───── Available data ─────

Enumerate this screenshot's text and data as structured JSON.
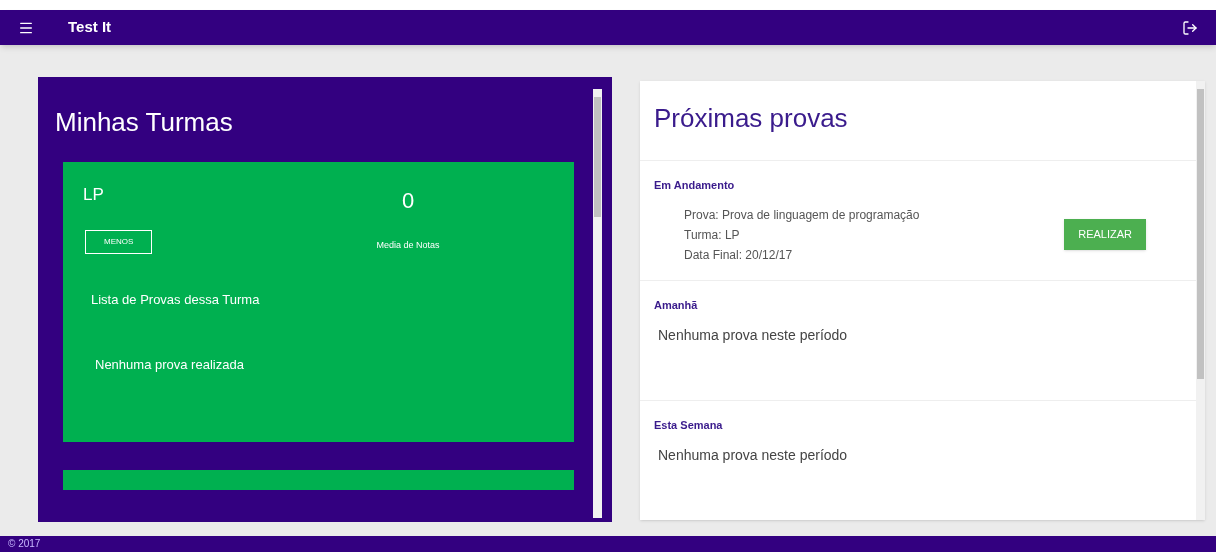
{
  "app_bar": {
    "title": "Test It"
  },
  "turmas": {
    "title": "Minhas Turmas",
    "cards": [
      {
        "name": "LP",
        "average": "0",
        "average_label": "Media de Notas",
        "button": "MENOS",
        "list_title": "Lista de Provas dessa Turma",
        "empty_text": "Nenhuma prova realizada"
      }
    ]
  },
  "provas": {
    "title": "Próximas provas",
    "sections": [
      {
        "heading": "Em Andamento",
        "kind": "items",
        "items": [
          {
            "lines": [
              "Prova: Prova de linguagem de programação",
              "Turma: LP",
              "Data Final: 20/12/17"
            ],
            "button": "REALIZAR"
          }
        ]
      },
      {
        "heading": "Amanhã",
        "kind": "empty",
        "text": "Nenhuma prova neste período"
      },
      {
        "heading": "Esta Semana",
        "kind": "empty",
        "text": "Nenhuma prova neste período"
      }
    ]
  },
  "footer": {
    "text": "© 2017"
  }
}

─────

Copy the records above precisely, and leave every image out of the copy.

» **Result**:
Enumerate this screenshot's text and data as structured JSON.
{
  "app_bar": {
    "title": "Test It"
  },
  "turmas": {
    "title": "Minhas Turmas",
    "cards": [
      {
        "name": "LP",
        "average": "0",
        "average_label": "Media de Notas",
        "button": "MENOS",
        "list_title": "Lista de Provas dessa Turma",
        "empty_text": "Nenhuma prova realizada"
      }
    ]
  },
  "provas": {
    "title": "Próximas provas",
    "sections": [
      {
        "heading": "Em Andamento",
        "kind": "items",
        "items": [
          {
            "lines": [
              "Prova: Prova de linguagem de programação",
              "Turma: LP",
              "Data Final: 20/12/17"
            ],
            "button": "REALIZAR"
          }
        ]
      },
      {
        "heading": "Amanhã",
        "kind": "empty",
        "text": "Nenhuma prova neste período"
      },
      {
        "heading": "Esta Semana",
        "kind": "empty",
        "text": "Nenhuma prova neste período"
      }
    ]
  },
  "footer": {
    "text": "© 2017"
  }
}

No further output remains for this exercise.